◆ EXERCISE DIRECTIONS:
What lines in the records below hold the string "true"? Please show them.

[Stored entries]
--*--

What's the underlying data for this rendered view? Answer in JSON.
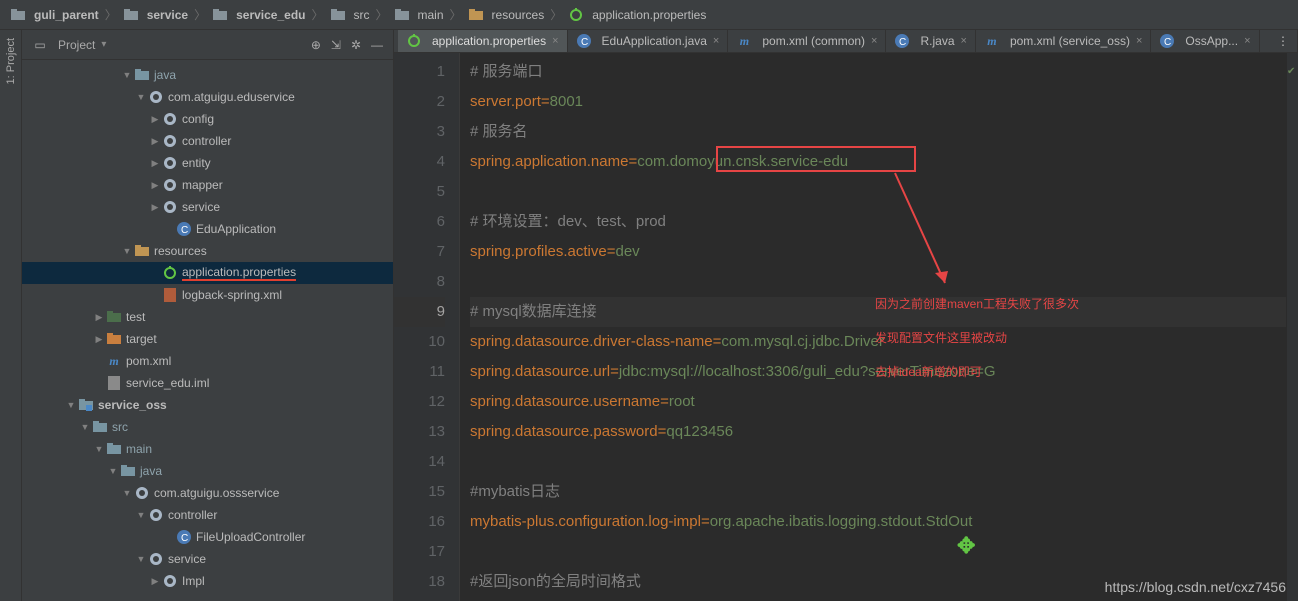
{
  "breadcrumbs": [
    "guli_parent",
    "service",
    "service_edu",
    "src",
    "main",
    "resources",
    "application.properties"
  ],
  "project_label": "Project",
  "tree": [
    {
      "d": 7,
      "a": "down",
      "k": "dir",
      "t": "java",
      "c": "#8fa4ad"
    },
    {
      "d": 8,
      "a": "down",
      "k": "pkg",
      "t": "com.atguigu.eduservice"
    },
    {
      "d": 9,
      "a": "right",
      "k": "pkg",
      "t": "config"
    },
    {
      "d": 9,
      "a": "right",
      "k": "pkg",
      "t": "controller"
    },
    {
      "d": 9,
      "a": "right",
      "k": "pkg",
      "t": "entity"
    },
    {
      "d": 9,
      "a": "right",
      "k": "pkg",
      "t": "mapper"
    },
    {
      "d": 9,
      "a": "right",
      "k": "pkg",
      "t": "service"
    },
    {
      "d": 10,
      "a": "",
      "k": "class",
      "t": "EduApplication"
    },
    {
      "d": 7,
      "a": "down",
      "k": "res",
      "t": "resources"
    },
    {
      "d": 9,
      "a": "",
      "k": "prop",
      "t": "application.properties",
      "sel": true,
      "ul": true
    },
    {
      "d": 9,
      "a": "",
      "k": "xml",
      "t": "logback-spring.xml"
    },
    {
      "d": 5,
      "a": "right",
      "k": "dir-x",
      "t": "test"
    },
    {
      "d": 5,
      "a": "right",
      "k": "dir-t",
      "t": "target"
    },
    {
      "d": 5,
      "a": "",
      "k": "mvn",
      "t": "pom.xml"
    },
    {
      "d": 5,
      "a": "",
      "k": "iml",
      "t": "service_edu.iml"
    },
    {
      "d": 3,
      "a": "down",
      "k": "mod",
      "t": "service_oss",
      "bold": true
    },
    {
      "d": 4,
      "a": "down",
      "k": "dir",
      "t": "src",
      "c": "#8fa4ad"
    },
    {
      "d": 5,
      "a": "down",
      "k": "dir",
      "t": "main",
      "c": "#8fa4ad"
    },
    {
      "d": 6,
      "a": "down",
      "k": "dir",
      "t": "java",
      "c": "#8fa4ad"
    },
    {
      "d": 7,
      "a": "down",
      "k": "pkg",
      "t": "com.atguigu.ossservice"
    },
    {
      "d": 8,
      "a": "down",
      "k": "pkg",
      "t": "controller"
    },
    {
      "d": 10,
      "a": "",
      "k": "class",
      "t": "FileUploadController"
    },
    {
      "d": 8,
      "a": "down",
      "k": "pkg",
      "t": "service"
    },
    {
      "d": 9,
      "a": "right",
      "k": "pkg",
      "t": "Impl"
    }
  ],
  "tabs": [
    {
      "ico": "prop",
      "label": "application.properties",
      "active": true
    },
    {
      "ico": "class",
      "label": "EduApplication.java"
    },
    {
      "ico": "mvn",
      "label": "pom.xml (common)"
    },
    {
      "ico": "class",
      "label": "R.java"
    },
    {
      "ico": "mvn",
      "label": "pom.xml (service_oss)"
    },
    {
      "ico": "class",
      "label": "OssApp..."
    }
  ],
  "code": {
    "lines": [
      {
        "seg": [
          {
            "c": "cm",
            "t": "# 服务端口"
          }
        ]
      },
      {
        "seg": [
          {
            "c": "key",
            "t": "server.port"
          },
          {
            "c": "eq",
            "t": "="
          },
          {
            "c": "val",
            "t": "8001"
          }
        ]
      },
      {
        "seg": [
          {
            "c": "cm",
            "t": "# 服务名"
          }
        ]
      },
      {
        "seg": [
          {
            "c": "key",
            "t": "spring.application.name"
          },
          {
            "c": "eq",
            "t": "="
          },
          {
            "c": "val",
            "t": "com.domoyun.cnsk.service-edu"
          }
        ]
      },
      {
        "seg": []
      },
      {
        "seg": [
          {
            "c": "cm",
            "t": "# 环境设置：dev、test、prod"
          }
        ]
      },
      {
        "seg": [
          {
            "c": "key",
            "t": "spring.profiles.active"
          },
          {
            "c": "eq",
            "t": "="
          },
          {
            "c": "val",
            "t": "dev"
          }
        ]
      },
      {
        "seg": []
      },
      {
        "seg": [
          {
            "c": "cm",
            "t": "# mysql数据库连接"
          }
        ],
        "cur": true
      },
      {
        "seg": [
          {
            "c": "key",
            "t": "spring.datasource.driver-class-name"
          },
          {
            "c": "eq",
            "t": "="
          },
          {
            "c": "val",
            "t": "com.mysql.cj.jdbc.Driver"
          }
        ]
      },
      {
        "seg": [
          {
            "c": "key",
            "t": "spring.datasource.url"
          },
          {
            "c": "eq",
            "t": "="
          },
          {
            "c": "val",
            "t": "jdbc:mysql://localhost:3306/guli_edu?serverTimezone=G"
          }
        ]
      },
      {
        "seg": [
          {
            "c": "key",
            "t": "spring.datasource.username"
          },
          {
            "c": "eq",
            "t": "="
          },
          {
            "c": "val",
            "t": "root"
          }
        ]
      },
      {
        "seg": [
          {
            "c": "key",
            "t": "spring.datasource.password"
          },
          {
            "c": "eq",
            "t": "="
          },
          {
            "c": "val",
            "t": "qq123456"
          }
        ]
      },
      {
        "seg": []
      },
      {
        "seg": [
          {
            "c": "cm",
            "t": "#mybatis日志"
          }
        ]
      },
      {
        "seg": [
          {
            "c": "key",
            "t": "mybatis-plus.configuration.log-impl"
          },
          {
            "c": "eq",
            "t": "="
          },
          {
            "c": "val",
            "t": "org.apache.ibatis.logging.stdout.StdOut"
          }
        ]
      },
      {
        "seg": []
      },
      {
        "seg": [
          {
            "c": "cm",
            "t": "#返回json的全局时间格式"
          }
        ]
      }
    ]
  },
  "annotations": {
    "box_line": 4,
    "note1": "因为之前创建maven工程失败了很多次",
    "note2": "发现配置文件这里被改动",
    "note3": "去掉idea新增的即可"
  },
  "watermark": "https://blog.csdn.net/cxz7456"
}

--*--

◆ RESULT:
      "sel": true,
      "ul": true
      "bold": true
      "active": true
        "cur": true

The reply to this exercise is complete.